**Work request:** Each line below that contains the word "Downloads" must be copied.

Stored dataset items
----------

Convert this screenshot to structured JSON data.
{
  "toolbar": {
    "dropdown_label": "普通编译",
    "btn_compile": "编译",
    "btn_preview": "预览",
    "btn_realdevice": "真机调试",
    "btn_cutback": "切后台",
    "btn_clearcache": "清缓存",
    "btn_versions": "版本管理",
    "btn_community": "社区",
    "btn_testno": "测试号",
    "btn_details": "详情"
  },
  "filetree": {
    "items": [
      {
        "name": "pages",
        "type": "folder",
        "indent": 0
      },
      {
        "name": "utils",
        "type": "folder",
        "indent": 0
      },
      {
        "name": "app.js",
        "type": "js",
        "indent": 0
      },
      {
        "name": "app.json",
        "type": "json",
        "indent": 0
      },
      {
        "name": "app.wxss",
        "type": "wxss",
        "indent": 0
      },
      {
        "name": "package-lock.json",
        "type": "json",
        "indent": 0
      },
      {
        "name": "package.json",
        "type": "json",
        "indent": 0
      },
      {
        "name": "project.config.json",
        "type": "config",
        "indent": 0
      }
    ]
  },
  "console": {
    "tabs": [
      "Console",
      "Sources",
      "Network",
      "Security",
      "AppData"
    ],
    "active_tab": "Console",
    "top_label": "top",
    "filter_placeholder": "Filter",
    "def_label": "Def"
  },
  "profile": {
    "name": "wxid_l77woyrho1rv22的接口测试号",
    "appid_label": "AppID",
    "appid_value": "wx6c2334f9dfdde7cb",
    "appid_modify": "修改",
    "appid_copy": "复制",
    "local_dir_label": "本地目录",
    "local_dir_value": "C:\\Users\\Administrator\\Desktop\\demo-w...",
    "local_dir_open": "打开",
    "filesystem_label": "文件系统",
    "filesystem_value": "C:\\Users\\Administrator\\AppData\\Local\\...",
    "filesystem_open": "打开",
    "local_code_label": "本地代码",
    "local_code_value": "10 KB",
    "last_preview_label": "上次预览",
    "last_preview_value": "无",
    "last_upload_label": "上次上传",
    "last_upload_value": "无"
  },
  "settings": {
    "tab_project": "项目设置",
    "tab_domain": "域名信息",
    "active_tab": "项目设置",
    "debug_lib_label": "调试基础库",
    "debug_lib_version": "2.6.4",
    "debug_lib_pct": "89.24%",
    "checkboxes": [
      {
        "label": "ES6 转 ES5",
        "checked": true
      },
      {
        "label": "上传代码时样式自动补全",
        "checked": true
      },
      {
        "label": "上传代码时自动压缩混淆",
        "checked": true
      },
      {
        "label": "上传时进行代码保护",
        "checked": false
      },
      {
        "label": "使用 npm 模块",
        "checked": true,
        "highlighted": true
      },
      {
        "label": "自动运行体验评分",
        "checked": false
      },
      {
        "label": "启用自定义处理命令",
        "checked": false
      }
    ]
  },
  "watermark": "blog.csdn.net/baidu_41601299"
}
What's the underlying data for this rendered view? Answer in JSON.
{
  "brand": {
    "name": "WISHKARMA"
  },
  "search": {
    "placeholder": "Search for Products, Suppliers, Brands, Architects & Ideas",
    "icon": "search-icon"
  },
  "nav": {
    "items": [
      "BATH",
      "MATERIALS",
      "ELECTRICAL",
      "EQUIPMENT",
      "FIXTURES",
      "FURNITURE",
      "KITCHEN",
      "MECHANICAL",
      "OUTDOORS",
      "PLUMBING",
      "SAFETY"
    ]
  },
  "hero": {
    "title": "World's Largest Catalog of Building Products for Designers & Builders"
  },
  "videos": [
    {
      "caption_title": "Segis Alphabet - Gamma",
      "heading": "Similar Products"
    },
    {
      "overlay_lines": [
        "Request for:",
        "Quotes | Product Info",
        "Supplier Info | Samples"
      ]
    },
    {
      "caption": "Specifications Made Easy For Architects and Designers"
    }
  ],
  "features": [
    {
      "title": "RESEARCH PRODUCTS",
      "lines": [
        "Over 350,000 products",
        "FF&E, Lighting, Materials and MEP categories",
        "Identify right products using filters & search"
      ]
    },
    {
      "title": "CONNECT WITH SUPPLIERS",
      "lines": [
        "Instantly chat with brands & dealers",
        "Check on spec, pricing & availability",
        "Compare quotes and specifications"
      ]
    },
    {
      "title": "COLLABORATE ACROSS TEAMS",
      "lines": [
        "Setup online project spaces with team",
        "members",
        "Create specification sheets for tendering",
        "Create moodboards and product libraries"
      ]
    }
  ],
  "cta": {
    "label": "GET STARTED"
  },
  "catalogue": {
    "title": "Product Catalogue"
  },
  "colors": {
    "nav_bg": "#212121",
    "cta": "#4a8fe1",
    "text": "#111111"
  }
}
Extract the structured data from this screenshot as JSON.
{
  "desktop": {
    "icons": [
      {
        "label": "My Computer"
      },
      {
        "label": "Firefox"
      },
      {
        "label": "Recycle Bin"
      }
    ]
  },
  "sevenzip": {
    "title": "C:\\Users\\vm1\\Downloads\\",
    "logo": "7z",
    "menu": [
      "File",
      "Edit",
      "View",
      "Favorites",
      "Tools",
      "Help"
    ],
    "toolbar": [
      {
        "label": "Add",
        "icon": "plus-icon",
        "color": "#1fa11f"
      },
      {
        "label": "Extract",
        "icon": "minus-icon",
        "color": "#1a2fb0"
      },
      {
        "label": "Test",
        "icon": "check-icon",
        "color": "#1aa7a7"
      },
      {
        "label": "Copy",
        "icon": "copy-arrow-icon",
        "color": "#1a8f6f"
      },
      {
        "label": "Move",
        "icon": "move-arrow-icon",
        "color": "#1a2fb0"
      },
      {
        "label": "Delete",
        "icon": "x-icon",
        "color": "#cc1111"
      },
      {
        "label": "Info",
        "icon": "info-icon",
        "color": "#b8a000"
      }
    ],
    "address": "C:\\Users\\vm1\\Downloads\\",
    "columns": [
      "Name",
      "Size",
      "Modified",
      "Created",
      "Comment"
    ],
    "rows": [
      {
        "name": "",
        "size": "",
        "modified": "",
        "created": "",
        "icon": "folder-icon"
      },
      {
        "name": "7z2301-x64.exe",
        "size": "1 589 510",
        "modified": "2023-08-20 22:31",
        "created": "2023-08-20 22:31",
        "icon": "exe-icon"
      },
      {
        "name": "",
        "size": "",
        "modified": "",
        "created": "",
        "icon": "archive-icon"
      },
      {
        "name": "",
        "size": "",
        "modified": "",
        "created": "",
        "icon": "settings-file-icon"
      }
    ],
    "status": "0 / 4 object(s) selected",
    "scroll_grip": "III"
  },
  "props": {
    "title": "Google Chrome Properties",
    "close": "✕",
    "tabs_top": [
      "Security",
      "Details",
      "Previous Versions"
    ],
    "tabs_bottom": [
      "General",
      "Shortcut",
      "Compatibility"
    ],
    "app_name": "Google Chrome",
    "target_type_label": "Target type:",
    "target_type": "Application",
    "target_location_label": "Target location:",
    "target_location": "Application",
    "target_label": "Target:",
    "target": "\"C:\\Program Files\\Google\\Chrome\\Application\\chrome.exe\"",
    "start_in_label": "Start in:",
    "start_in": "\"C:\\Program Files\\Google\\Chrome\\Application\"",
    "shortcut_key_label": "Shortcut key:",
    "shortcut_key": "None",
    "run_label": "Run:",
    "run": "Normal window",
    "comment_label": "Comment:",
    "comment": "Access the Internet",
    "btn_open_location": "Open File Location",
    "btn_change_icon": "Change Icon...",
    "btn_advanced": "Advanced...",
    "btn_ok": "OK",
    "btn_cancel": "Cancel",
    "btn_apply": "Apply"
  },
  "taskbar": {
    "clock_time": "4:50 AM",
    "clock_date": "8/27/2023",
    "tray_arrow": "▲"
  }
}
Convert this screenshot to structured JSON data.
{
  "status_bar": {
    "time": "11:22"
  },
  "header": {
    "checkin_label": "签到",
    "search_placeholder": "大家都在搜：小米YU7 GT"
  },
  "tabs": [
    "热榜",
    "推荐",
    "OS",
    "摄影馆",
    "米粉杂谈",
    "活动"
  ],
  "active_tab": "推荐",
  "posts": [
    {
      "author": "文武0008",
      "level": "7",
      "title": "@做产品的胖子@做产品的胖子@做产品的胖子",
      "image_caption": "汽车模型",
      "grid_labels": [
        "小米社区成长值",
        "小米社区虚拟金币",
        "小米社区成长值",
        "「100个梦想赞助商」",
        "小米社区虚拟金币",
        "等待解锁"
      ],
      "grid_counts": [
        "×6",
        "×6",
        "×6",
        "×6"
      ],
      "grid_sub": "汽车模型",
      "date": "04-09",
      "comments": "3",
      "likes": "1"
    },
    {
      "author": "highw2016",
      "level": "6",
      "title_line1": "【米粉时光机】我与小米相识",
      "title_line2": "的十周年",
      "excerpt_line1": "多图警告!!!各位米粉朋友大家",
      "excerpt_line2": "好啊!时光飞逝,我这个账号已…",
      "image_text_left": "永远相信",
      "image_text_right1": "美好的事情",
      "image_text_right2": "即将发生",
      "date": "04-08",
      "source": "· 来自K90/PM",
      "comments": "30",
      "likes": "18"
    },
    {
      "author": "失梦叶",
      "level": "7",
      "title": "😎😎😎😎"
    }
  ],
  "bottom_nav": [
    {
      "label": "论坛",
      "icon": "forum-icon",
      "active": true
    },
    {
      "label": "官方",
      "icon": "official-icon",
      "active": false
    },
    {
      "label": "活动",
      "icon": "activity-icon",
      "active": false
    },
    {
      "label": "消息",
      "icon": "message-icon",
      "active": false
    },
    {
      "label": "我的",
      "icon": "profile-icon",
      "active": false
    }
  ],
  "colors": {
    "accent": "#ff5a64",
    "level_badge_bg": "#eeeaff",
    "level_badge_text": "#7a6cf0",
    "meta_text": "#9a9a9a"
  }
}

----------

**Your response:**
    "title": "C:\\Users\\vm1\\Downloads\\",
    "address": "C:\\Users\\vm1\\Downloads\\",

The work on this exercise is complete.